Give back every line of the data below exactly.

Dataset records
○ ○ ○ ○ ○ ○ ○

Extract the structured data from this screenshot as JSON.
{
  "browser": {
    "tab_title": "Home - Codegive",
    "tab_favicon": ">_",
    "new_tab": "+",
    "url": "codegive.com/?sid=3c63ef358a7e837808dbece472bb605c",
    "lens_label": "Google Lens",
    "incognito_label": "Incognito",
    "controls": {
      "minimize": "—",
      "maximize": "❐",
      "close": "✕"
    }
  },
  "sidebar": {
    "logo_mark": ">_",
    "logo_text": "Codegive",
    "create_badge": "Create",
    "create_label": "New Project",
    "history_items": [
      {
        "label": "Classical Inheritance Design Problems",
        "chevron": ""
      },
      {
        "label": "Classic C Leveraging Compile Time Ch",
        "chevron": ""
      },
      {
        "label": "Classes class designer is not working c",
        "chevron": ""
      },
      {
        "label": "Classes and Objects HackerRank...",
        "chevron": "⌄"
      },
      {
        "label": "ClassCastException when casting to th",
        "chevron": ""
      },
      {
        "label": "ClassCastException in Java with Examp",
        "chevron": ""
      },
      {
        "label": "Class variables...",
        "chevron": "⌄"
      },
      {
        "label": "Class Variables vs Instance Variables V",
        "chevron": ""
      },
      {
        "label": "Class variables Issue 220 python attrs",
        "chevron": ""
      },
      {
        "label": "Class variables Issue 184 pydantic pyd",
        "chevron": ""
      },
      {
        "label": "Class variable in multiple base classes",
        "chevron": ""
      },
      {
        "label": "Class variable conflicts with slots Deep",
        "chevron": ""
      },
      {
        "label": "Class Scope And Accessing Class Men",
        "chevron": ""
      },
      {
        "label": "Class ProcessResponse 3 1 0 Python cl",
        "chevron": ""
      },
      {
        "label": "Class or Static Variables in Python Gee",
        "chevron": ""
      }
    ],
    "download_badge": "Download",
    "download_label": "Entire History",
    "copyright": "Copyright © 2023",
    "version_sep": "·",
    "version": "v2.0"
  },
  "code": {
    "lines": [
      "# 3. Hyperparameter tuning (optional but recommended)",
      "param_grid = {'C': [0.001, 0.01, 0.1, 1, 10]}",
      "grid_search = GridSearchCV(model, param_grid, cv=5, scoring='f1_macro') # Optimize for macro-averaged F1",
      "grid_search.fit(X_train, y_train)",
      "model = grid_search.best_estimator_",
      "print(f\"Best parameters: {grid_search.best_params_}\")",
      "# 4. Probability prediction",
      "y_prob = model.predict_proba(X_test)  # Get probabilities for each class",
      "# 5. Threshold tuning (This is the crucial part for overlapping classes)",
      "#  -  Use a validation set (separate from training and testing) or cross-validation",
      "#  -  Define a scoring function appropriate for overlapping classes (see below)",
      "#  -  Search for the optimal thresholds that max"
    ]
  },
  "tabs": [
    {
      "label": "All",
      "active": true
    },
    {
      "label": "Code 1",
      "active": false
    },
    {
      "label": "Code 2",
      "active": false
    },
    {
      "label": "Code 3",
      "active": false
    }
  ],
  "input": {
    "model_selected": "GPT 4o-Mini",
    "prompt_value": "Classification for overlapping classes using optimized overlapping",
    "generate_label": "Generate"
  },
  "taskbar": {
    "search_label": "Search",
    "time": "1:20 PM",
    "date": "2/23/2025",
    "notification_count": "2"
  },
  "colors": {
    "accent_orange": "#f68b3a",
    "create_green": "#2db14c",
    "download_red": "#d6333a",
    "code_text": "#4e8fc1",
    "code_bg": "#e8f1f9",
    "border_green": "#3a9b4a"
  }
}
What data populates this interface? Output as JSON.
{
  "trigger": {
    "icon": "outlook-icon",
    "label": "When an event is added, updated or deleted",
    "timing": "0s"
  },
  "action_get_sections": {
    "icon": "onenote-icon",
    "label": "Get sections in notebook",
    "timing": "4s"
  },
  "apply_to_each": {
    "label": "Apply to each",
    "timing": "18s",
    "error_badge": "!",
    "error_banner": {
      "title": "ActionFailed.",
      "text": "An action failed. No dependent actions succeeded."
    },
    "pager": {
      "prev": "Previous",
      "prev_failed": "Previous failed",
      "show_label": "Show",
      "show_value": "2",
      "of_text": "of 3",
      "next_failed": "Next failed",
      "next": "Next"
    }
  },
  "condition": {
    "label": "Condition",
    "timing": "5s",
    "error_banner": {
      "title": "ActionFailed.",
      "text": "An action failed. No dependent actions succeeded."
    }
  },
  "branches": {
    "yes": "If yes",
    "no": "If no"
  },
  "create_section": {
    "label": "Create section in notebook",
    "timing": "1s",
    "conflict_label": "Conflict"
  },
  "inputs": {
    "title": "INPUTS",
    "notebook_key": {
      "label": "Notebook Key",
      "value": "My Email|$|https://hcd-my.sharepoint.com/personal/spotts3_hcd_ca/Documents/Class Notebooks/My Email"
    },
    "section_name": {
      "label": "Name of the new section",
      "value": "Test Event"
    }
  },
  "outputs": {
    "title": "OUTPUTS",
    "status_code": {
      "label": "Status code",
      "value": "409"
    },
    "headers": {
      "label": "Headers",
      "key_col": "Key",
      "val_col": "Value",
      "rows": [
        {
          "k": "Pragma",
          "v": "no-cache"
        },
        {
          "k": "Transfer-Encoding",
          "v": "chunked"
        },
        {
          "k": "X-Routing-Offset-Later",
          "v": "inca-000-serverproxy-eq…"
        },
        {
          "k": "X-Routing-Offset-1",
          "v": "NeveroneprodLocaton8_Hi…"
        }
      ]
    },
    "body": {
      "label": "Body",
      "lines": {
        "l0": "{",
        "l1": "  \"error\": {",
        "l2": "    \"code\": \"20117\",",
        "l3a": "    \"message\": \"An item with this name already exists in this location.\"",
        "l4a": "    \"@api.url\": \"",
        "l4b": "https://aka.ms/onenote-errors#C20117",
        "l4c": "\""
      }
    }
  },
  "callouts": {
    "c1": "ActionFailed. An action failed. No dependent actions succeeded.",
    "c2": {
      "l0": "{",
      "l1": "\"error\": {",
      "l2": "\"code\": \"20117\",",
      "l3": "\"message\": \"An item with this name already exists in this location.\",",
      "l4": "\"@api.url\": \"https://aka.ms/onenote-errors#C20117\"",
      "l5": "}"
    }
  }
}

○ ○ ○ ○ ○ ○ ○

■ **Reply**
Extract the structured data from this screenshot as JSON.
{
  "browser": {
    "tab_title": "Home - Codegive",
    "tab_favicon": ">_",
    "new_tab": "+",
    "url": "codegive.com/?sid=3c63ef358a7e837808dbece472bb605c",
    "lens_label": "Google Lens",
    "incognito_label": "Incognito",
    "controls": {
      "minimize": "—",
      "maximize": "❐",
      "close": "✕"
    }
  },
  "sidebar": {
    "logo_mark": ">_",
    "logo_text": "Codegive",
    "create_badge": "Create",
    "create_label": "New Project",
    "history_items": [
      {
        "label": "Classical Inheritance Design Problems",
        "chevron": ""
      },
      {
        "label": "Classic C Leveraging Compile Time Ch",
        "chevron": ""
      },
      {
        "label": "Classes class designer is not working c",
        "chevron": ""
      },
      {
        "label": "Classes and Objects HackerRank...",
        "chevron": "⌄"
      },
      {
        "label": "ClassCastException when casting to th",
        "chevron": ""
      },
      {
        "label": "ClassCastException in Java with Examp",
        "chevron": ""
      },
      {
        "label": "Class variables...",
        "chevron": "⌄"
      },
      {
        "label": "Class Variables vs Instance Variables V",
        "chevron": ""
      },
      {
        "label": "Class variables Issue 220 python attrs",
        "chevron": ""
      },
      {
        "label": "Class variables Issue 184 pydantic pyd",
        "chevron": ""
      },
      {
        "label": "Class variable in multiple base classes",
        "chevron": ""
      },
      {
        "label": "Class variable conflicts with slots Deep",
        "chevron": ""
      },
      {
        "label": "Class Scope And Accessing Class Men",
        "chevron": ""
      },
      {
        "label": "Class ProcessResponse 3 1 0 Python cl",
        "chevron": ""
      },
      {
        "label": "Class or Static Variables in Python Gee",
        "chevron": ""
      }
    ],
    "download_badge": "Download",
    "download_label": "Entire History",
    "copyright": "Copyright © 2023",
    "version_sep": "·",
    "version": "v2.0"
  },
  "code": {
    "lines": [
      "# 3. Hyperparameter tuning (optional but recommended)",
      "param_grid = {'C': [0.001, 0.01, 0.1, 1, 10]}",
      "grid_search = GridSearchCV(model, param_grid, cv=5, scoring='f1_macro') # Optimize for macro-averaged F1",
      "grid_search.fit(X_train, y_train)",
      "model = grid_search.best_estimator_",
      "print(f\"Best parameters: {grid_search.best_params_}\")",
      "# 4. Probability prediction",
      "y_prob = model.predict_proba(X_test)  # Get probabilities for each class",
      "# 5. Threshold tuning (This is the crucial part for overlapping classes)",
      "#  -  Use a validation set (separate from training and testing) or cross-validation",
      "#  -  Define a scoring function appropriate for overlapping classes (see below)",
      "#  -  Search for the optimal thresholds that max"
    ]
  },
  "tabs": [
    {
      "label": "All",
      "active": true
    },
    {
      "label": "Code 1",
      "active": false
    },
    {
      "label": "Code 2",
      "active": false
    },
    {
      "label": "Code 3",
      "active": false
    }
  ],
  "input": {
    "model_selected": "GPT 4o-Mini",
    "prompt_value": "Classification for overlapping classes using optimized overlapping",
    "generate_label": "Generate"
  },
  "taskbar": {
    "search_label": "Search",
    "time": "1:20 PM",
    "date": "2/23/2025",
    "notification_count": "2"
  },
  "colors": {
    "accent_orange": "#f68b3a",
    "create_green": "#2db14c",
    "download_red": "#d6333a",
    "code_text": "#4e8fc1",
    "code_bg": "#e8f1f9",
    "border_green": "#3a9b4a"
  }
}
What data populates this interface? Output as JSON.
{
  "trigger": {
    "icon": "outlook-icon",
    "label": "When an event is added, updated or deleted",
    "timing": "0s"
  },
  "action_get_sections": {
    "icon": "onenote-icon",
    "label": "Get sections in notebook",
    "timing": "4s"
  },
  "apply_to_each": {
    "label": "Apply to each",
    "timing": "18s",
    "error_badge": "!",
    "error_banner": {
      "title": "ActionFailed.",
      "text": "An action failed. No dependent actions succeeded."
    },
    "pager": {
      "prev": "Previous",
      "prev_failed": "Previous failed",
      "show_label": "Show",
      "show_value": "2",
      "of_text": "of 3",
      "next_failed": "Next failed",
      "next": "Next"
    }
  },
  "condition": {
    "label": "Condition",
    "timing": "5s",
    "error_banner": {
      "title": "ActionFailed.",
      "text": "An action failed. No dependent actions succeeded."
    }
  },
  "branches": {
    "yes": "If yes",
    "no": "If no"
  },
  "create_section": {
    "label": "Create section in notebook",
    "timing": "1s",
    "conflict_label": "Conflict"
  },
  "inputs": {
    "title": "INPUTS",
    "notebook_key": {
      "label": "Notebook Key",
      "value": "My Email|$|https://hcd-my.sharepoint.com/personal/spotts3_hcd_ca/Documents/Class Notebooks/My Email"
    },
    "section_name": {
      "label": "Name of the new section",
      "value": "Test Event"
    }
  },
  "outputs": {
    "title": "OUTPUTS",
    "status_code": {
      "label": "Status code",
      "value": "409"
    },
    "headers": {
      "label": "Headers",
      "key_col": "Key",
      "val_col": "Value",
      "rows": [
        {
          "k": "Pragma",
          "v": "no-cache"
        },
        {
          "k": "Transfer-Encoding",
          "v": "chunked"
        },
        {
          "k": "X-Routing-Offset-Later",
          "v": "inca-000-serverproxy-eq…"
        },
        {
          "k": "X-Routing-Offset-1",
          "v": "NeveroneprodLocaton8_Hi…"
        }
      ]
    },
    "body": {
      "label": "Body",
      "lines": {
        "l0": "{",
        "l1": "  \"error\": {",
        "l2": "    \"code\": \"20117\",",
        "l3a": "    \"message\": \"An item with this name already exists in this location.\"",
        "l4a": "    \"@api.url\": \"",
        "l4b": "https://aka.ms/onenote-errors#C20117",
        "l4c": "\""
      }
    }
  },
  "callouts": {
    "c1": "ActionFailed. An action failed. No dependent actions succeeded.",
    "c2": {
      "l0": "{",
      "l1": "\"error\": {",
      "l2": "\"code\": \"20117\",",
      "l3": "\"message\": \"An item with this name already exists in this location.\",",
      "l4": "\"@api.url\": \"https://aka.ms/onenote-errors#C20117\"",
      "l5": "}"
    }
  }
}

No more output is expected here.